John E Selby
This dissertation explores the extent to which the political ideology that formed the basis for the American republic shaped American diplomacy, using John Adams, James Madison and John Quincy Adams as case studies. American statesmen drew on a variety of sources for republican principles of diplomacy. The law of nations and the Scottish political economists supplied the ideas of an international balance of power and freedom of trade. English writers of the Opposition Whig school provided concepts such as political separation from Europe, reliance on a navy for defense, abhorrence of a standing army and, indirectly, the belief that the United States could use its economic power to secure its diplomatic goals.;John Adams began his career with a high degree of confidence in the virtue of the American people and the coercive power of American trade. He combined a classical martial ethic with an Opposition whig strategic sense. Adams's experience in Europe disproved these beliefs, and as president he fell back on the republican realpolitik, based on naval power and separation from Europe, suggested by the Opposition Whig school.;James Madison never held out a classical model of virtue and never lost faith in the coercive power of American commerce. His combination of political economy with Opposition thought led him to reject both an army and a navy as monarchical tools of diplomacy. He saw the Constitution as a vehicle for harnessing American economic power. Madison's conception of a republican diplomacy led him, as secretary of state and president, to rely on the Embargo and similar economic measures.;John Quincy Adams combined republican realpolitik with a sense of Christian purpose and saw American government and diplomacy as a vehicle for moral improvement.

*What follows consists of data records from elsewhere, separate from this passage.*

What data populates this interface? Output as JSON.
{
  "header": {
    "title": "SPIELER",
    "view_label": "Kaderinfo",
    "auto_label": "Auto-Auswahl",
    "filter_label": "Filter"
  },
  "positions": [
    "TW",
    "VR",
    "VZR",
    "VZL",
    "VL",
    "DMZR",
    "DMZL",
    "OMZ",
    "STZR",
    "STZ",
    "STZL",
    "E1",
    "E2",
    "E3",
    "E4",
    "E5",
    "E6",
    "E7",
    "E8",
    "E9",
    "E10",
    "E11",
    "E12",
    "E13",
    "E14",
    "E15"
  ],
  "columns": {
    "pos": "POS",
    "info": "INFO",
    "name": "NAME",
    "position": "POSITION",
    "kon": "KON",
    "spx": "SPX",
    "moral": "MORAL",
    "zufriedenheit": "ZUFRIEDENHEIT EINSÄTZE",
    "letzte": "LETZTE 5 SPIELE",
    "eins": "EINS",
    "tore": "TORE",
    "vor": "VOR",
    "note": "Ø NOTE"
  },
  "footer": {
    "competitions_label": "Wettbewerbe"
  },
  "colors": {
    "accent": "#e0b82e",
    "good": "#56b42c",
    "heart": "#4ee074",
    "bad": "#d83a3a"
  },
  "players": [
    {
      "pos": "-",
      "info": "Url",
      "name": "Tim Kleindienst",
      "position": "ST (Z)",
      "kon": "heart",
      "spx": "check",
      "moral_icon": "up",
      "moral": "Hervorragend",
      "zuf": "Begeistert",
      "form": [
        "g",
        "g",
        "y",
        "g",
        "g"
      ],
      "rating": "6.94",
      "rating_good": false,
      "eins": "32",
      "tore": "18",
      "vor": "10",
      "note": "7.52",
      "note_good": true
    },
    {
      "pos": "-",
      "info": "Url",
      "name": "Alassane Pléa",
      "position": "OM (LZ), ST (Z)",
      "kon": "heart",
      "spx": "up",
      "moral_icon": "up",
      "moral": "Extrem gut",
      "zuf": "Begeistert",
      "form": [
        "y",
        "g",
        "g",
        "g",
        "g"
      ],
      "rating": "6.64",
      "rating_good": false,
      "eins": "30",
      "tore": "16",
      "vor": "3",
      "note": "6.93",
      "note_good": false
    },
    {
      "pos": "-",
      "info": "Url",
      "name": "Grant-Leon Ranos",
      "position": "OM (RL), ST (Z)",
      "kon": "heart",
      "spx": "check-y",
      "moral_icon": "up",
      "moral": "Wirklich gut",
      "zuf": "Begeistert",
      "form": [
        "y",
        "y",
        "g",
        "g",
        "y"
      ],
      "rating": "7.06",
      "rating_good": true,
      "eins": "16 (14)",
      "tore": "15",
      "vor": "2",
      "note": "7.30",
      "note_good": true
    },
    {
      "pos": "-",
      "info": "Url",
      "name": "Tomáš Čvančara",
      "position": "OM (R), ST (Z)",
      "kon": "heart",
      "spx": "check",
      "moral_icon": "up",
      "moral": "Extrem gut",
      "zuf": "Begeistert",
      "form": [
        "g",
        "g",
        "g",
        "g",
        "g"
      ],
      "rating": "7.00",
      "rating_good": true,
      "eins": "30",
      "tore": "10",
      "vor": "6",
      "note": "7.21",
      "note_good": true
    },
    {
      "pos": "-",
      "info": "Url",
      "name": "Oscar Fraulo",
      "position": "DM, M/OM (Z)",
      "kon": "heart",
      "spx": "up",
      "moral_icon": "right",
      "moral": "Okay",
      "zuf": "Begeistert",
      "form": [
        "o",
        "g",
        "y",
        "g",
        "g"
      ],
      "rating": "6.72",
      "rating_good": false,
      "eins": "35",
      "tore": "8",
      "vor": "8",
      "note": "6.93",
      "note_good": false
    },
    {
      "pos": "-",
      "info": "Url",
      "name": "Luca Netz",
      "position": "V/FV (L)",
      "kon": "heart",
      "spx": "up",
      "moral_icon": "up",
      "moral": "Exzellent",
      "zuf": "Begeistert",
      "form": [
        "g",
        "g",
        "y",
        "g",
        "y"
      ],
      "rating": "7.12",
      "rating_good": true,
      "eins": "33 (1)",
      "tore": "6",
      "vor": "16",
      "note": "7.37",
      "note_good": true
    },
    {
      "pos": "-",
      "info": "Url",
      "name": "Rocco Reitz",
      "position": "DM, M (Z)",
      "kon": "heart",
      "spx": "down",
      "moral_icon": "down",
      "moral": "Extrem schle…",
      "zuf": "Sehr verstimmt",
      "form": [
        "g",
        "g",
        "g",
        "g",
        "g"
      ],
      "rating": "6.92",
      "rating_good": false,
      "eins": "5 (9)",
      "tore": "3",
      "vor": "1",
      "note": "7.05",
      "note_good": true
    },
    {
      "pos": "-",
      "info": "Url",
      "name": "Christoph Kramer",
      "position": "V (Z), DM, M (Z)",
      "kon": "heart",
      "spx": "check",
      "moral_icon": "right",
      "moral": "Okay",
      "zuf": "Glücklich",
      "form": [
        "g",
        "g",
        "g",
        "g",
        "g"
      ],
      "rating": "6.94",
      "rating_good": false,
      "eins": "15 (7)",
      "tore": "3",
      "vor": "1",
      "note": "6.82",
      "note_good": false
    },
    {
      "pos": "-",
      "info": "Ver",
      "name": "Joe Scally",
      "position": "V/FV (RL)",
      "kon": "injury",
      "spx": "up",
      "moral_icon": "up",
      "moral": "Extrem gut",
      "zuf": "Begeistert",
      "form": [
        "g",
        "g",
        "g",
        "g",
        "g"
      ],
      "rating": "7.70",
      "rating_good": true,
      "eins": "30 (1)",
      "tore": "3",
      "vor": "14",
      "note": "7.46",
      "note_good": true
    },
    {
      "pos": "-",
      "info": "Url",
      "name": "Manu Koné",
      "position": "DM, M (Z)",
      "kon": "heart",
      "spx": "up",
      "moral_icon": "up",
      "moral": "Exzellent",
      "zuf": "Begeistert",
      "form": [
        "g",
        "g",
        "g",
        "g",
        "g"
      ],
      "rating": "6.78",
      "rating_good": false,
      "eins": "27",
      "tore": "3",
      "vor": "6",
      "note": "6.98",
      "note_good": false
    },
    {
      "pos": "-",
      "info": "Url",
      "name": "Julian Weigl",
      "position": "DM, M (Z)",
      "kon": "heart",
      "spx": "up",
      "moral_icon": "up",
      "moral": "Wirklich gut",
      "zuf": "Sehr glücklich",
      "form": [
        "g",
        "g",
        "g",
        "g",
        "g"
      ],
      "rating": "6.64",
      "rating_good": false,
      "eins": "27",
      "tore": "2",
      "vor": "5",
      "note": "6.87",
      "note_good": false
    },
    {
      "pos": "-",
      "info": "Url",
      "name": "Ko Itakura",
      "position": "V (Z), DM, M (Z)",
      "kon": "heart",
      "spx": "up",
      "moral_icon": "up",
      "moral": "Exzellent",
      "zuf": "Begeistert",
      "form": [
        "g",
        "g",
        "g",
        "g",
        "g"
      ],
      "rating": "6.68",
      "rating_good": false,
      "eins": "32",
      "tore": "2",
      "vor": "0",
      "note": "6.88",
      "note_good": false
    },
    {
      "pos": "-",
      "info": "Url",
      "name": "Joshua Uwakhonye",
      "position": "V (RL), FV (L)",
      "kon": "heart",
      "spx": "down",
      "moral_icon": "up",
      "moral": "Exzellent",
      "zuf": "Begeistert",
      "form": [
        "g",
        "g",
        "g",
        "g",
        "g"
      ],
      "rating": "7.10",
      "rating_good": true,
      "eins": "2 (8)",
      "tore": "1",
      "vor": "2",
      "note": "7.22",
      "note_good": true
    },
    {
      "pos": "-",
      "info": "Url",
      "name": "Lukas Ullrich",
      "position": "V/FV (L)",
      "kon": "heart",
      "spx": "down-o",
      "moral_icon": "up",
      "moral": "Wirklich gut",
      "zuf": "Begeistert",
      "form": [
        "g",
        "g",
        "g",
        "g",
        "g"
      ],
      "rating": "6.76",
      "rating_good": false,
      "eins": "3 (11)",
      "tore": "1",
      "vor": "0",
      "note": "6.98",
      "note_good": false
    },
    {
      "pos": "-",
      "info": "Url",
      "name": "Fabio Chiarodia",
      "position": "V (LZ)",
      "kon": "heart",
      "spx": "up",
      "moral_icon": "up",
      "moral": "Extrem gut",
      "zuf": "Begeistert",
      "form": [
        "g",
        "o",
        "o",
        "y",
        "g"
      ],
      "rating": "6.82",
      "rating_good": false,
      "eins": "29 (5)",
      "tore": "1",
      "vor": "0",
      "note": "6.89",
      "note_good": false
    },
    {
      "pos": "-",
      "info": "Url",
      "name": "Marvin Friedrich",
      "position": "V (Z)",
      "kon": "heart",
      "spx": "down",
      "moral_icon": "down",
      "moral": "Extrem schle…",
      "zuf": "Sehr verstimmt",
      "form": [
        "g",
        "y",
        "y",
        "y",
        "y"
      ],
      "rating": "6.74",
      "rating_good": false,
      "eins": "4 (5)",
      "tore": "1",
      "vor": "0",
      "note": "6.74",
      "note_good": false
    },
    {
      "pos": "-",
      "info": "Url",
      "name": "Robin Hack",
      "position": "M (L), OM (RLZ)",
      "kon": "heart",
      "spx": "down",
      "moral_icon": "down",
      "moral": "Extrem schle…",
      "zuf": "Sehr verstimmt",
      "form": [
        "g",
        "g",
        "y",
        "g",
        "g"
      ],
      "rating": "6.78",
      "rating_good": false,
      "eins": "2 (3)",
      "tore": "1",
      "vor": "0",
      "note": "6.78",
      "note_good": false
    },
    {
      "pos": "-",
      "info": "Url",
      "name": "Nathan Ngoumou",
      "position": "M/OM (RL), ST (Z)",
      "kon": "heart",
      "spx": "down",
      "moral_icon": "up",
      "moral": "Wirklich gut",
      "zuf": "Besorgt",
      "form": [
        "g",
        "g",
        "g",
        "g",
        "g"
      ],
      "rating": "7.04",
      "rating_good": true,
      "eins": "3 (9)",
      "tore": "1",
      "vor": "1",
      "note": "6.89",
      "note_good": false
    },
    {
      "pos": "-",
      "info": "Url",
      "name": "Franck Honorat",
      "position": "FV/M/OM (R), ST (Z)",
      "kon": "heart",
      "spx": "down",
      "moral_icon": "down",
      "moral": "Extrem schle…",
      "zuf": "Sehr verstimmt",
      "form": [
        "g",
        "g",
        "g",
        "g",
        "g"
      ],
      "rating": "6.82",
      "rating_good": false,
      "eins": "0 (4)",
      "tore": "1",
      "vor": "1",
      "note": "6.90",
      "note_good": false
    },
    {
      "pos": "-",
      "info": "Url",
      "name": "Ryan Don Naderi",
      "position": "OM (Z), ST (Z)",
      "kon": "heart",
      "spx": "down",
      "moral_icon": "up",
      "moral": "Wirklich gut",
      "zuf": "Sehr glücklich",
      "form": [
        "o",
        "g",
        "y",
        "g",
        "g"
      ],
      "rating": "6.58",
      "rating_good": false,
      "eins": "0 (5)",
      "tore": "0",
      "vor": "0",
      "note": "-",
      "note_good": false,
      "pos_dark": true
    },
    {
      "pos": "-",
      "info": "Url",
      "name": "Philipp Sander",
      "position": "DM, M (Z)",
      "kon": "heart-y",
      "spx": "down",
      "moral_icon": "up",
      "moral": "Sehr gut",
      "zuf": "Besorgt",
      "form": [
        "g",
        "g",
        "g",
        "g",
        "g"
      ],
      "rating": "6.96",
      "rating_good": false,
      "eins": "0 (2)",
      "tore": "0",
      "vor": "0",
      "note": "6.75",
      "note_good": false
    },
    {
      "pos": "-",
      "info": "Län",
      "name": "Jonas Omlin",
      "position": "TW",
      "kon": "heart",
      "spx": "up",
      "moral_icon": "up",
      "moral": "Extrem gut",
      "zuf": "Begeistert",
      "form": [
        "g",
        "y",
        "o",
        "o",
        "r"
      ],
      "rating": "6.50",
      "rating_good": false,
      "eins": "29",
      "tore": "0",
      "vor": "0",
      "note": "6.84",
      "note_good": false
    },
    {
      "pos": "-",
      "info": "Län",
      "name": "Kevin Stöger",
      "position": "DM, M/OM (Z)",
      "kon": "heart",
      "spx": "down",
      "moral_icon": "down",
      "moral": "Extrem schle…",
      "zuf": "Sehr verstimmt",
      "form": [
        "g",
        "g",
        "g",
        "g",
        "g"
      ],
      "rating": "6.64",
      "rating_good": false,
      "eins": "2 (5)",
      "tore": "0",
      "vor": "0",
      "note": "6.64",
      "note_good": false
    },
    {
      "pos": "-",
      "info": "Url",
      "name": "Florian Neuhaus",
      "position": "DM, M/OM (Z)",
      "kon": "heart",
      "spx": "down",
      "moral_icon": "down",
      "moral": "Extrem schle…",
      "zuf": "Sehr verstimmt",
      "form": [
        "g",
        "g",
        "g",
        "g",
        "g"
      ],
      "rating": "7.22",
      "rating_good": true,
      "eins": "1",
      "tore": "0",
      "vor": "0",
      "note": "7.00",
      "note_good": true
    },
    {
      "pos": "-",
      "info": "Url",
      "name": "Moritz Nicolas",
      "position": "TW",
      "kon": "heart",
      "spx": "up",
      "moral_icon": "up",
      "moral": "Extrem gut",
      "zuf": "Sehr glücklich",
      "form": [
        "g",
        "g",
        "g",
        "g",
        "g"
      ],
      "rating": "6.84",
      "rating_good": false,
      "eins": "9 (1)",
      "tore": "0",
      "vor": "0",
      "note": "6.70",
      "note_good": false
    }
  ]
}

Adams's republic rested on a continental union and a diplomacy directed against European colonization, as a manifestation of monarchy. Non-colonization included removing Spain as a neighbor in North America, preventing European political encroachment in the Western Hemisphere, and securing a hemisphere-wide consensus on neutral rights. as a congressman and critic of slavery-driven expansion, Adams demonstrated the persistence of Opposition Whig thought in American politics.
© The Author
Smith, Robert W., "Keeping the republic: Ideology and the diplomacy of John Adams, James Madison and John Quincy Adams" (1997). Dissertations, Theses, and Masters Projects. Paper 1539623906.